(Dataset records)

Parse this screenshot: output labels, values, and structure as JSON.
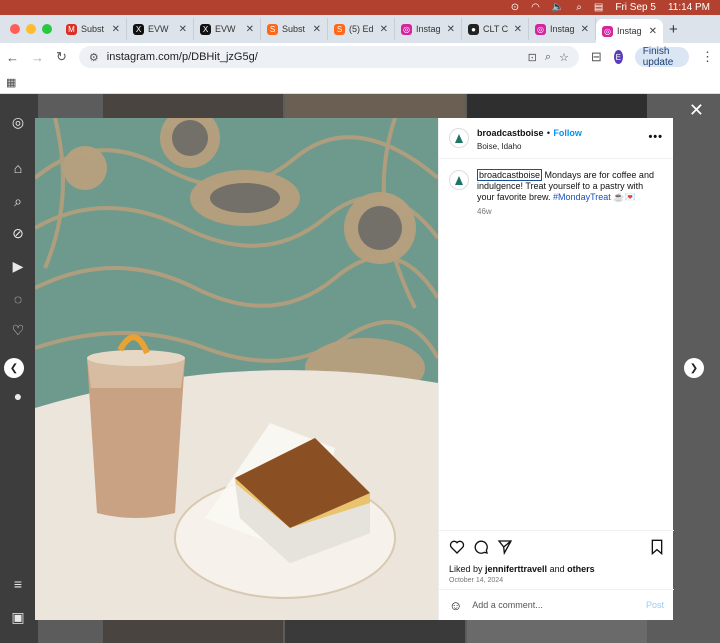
{
  "menubar": {
    "date": "Fri Sep 5",
    "time": "11:14 PM"
  },
  "tabs": [
    {
      "title": "Subst",
      "icon": "gmail-icon",
      "color": "#d93025",
      "glyph": "M"
    },
    {
      "title": "EVW",
      "icon": "x-icon",
      "color": "#111111",
      "glyph": "X"
    },
    {
      "title": "EVW",
      "icon": "x-icon",
      "color": "#111111",
      "glyph": "X"
    },
    {
      "title": "Subst",
      "icon": "substack-icon",
      "color": "#ff6719",
      "glyph": "S"
    },
    {
      "title": "(5) Ed",
      "icon": "substack-icon",
      "color": "#ff6719",
      "glyph": "S"
    },
    {
      "title": "Instag",
      "icon": "instagram-icon",
      "color": "#d6249f",
      "glyph": "◎"
    },
    {
      "title": "CLT C",
      "icon": "circle-logo-icon",
      "color": "#222222",
      "glyph": "●"
    },
    {
      "title": "Instag",
      "icon": "instagram-icon",
      "color": "#d6249f",
      "glyph": "◎"
    },
    {
      "title": "Instag",
      "icon": "instagram-icon",
      "color": "#d6249f",
      "glyph": "◎",
      "active": true
    }
  ],
  "address": {
    "url": "instagram.com/p/DBHit_jzG5g/",
    "profile_initial": "E",
    "finish_update": "Finish update"
  },
  "post": {
    "username": "broadcastboise",
    "follow": "Follow",
    "dot": "•",
    "location": "Boise, Idaho",
    "caption_text": " Mondays are for coffee and indulgence! Treat yourself to a pastry with your favorite brew. ",
    "hashtag": "#MondayTreat",
    "emoji": "☕️💌",
    "age": "46w",
    "liked_prefix": "Liked by ",
    "liked_user": "jenniferttravell",
    "liked_and": " and ",
    "liked_others": "others",
    "date": "October 14, 2024",
    "comment_placeholder": "Add a comment...",
    "post_label": "Post"
  },
  "colors": {
    "accent": "#0095f6",
    "menubar": "#b3412f",
    "overlay": "#5c5c5c"
  }
}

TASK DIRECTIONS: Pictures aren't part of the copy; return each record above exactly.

RESPONSE AREA:
Parse this screenshot: output labels, values, and structure as JSON.
{
  "menubar": {
    "date": "Fri Sep 5",
    "time": "11:14 PM"
  },
  "tabs": [
    {
      "title": "Subst",
      "icon": "gmail-icon",
      "color": "#d93025",
      "glyph": "M"
    },
    {
      "title": "EVW",
      "icon": "x-icon",
      "color": "#111111",
      "glyph": "X"
    },
    {
      "title": "EVW",
      "icon": "x-icon",
      "color": "#111111",
      "glyph": "X"
    },
    {
      "title": "Subst",
      "icon": "substack-icon",
      "color": "#ff6719",
      "glyph": "S"
    },
    {
      "title": "(5) Ed",
      "icon": "substack-icon",
      "color": "#ff6719",
      "glyph": "S"
    },
    {
      "title": "Instag",
      "icon": "instagram-icon",
      "color": "#d6249f",
      "glyph": "◎"
    },
    {
      "title": "CLT C",
      "icon": "circle-logo-icon",
      "color": "#222222",
      "glyph": "●"
    },
    {
      "title": "Instag",
      "icon": "instagram-icon",
      "color": "#d6249f",
      "glyph": "◎"
    },
    {
      "title": "Instag",
      "icon": "instagram-icon",
      "color": "#d6249f",
      "glyph": "◎",
      "active": true
    }
  ],
  "address": {
    "url": "instagram.com/p/DBHit_jzG5g/",
    "profile_initial": "E",
    "finish_update": "Finish update"
  },
  "post": {
    "username": "broadcastboise",
    "follow": "Follow",
    "dot": "•",
    "location": "Boise, Idaho",
    "caption_text": " Mondays are for coffee and indulgence! Treat yourself to a pastry with your favorite brew. ",
    "hashtag": "#MondayTreat",
    "emoji": "☕️💌",
    "age": "46w",
    "liked_prefix": "Liked by ",
    "liked_user": "jenniferttravell",
    "liked_and": " and ",
    "liked_others": "others",
    "date": "October 14, 2024",
    "comment_placeholder": "Add a comment...",
    "post_label": "Post"
  },
  "colors": {
    "accent": "#0095f6",
    "menubar": "#b3412f",
    "overlay": "#5c5c5c"
  }
}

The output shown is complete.